Action item >> Within the lines below, find those that hold the string "amount" and copy each one.

Available data >>
↓↓↓

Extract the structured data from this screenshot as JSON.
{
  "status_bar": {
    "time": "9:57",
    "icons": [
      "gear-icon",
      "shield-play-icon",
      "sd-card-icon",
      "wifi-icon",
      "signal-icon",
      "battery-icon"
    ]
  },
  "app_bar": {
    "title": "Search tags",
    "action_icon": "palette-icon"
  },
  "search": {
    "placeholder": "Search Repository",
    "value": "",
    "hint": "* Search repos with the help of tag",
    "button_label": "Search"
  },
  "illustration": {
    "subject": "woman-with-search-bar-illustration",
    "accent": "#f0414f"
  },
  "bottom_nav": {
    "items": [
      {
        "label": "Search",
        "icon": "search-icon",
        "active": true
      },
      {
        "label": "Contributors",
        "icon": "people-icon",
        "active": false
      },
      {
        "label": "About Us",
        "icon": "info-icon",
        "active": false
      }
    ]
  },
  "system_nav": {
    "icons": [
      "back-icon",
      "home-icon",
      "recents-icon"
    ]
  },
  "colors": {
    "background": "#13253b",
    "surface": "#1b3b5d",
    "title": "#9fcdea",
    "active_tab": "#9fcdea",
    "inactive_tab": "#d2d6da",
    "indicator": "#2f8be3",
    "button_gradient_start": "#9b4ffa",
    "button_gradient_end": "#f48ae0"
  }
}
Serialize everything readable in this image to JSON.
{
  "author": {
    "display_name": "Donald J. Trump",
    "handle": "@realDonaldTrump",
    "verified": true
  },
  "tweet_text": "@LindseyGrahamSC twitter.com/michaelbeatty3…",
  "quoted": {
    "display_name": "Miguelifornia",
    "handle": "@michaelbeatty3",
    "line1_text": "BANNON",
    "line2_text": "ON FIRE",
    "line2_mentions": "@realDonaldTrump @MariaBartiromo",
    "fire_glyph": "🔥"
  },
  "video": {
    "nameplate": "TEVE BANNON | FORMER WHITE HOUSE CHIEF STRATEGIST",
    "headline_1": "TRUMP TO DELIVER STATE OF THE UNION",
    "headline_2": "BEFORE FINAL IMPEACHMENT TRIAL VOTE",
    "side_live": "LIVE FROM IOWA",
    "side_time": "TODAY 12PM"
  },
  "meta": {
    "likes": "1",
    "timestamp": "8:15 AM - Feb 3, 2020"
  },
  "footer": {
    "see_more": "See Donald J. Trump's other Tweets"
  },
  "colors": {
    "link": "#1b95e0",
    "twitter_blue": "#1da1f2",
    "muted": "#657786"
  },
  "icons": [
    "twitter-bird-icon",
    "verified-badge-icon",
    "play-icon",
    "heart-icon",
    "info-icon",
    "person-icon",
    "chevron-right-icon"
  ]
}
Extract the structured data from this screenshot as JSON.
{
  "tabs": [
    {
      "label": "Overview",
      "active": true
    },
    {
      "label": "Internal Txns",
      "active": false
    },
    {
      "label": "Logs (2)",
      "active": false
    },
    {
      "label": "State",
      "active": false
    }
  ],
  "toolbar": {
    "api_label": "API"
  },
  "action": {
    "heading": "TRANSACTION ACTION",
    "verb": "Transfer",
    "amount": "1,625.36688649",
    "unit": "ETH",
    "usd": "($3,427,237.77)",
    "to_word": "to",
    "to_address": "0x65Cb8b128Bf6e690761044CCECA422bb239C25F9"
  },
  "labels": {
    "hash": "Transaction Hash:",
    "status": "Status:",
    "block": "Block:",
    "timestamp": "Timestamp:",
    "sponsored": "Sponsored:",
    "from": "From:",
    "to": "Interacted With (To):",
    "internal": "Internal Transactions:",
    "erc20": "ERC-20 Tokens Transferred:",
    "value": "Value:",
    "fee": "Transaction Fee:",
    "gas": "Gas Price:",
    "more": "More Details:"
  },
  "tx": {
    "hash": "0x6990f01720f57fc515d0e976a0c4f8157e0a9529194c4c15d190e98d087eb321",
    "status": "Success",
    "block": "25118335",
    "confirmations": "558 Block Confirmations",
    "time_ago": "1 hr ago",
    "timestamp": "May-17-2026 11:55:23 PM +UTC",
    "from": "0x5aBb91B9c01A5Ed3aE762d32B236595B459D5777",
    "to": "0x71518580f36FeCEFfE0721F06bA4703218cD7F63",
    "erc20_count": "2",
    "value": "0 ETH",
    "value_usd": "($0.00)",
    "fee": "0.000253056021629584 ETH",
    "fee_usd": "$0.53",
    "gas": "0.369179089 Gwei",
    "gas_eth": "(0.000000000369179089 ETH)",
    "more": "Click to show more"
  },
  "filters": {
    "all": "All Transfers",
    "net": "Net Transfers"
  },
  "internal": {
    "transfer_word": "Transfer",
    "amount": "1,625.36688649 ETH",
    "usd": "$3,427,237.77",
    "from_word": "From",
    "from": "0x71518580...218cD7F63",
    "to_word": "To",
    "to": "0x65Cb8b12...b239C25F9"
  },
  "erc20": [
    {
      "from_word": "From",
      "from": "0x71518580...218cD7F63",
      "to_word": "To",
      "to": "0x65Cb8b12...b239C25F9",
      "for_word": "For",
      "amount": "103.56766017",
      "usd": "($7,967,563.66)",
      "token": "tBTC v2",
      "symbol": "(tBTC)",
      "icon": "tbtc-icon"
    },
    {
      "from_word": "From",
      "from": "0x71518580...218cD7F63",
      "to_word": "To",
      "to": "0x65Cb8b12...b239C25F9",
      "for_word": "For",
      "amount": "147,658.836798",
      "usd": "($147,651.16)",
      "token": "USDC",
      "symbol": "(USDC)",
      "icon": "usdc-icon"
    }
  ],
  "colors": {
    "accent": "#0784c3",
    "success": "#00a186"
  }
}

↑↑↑

Solution to this exercise >>
    "amount": "1,625.36688649",
    "amount": "1,625.36688649 ETH",
      "amount": "103.56766017",
      "amount": "147,658.836798",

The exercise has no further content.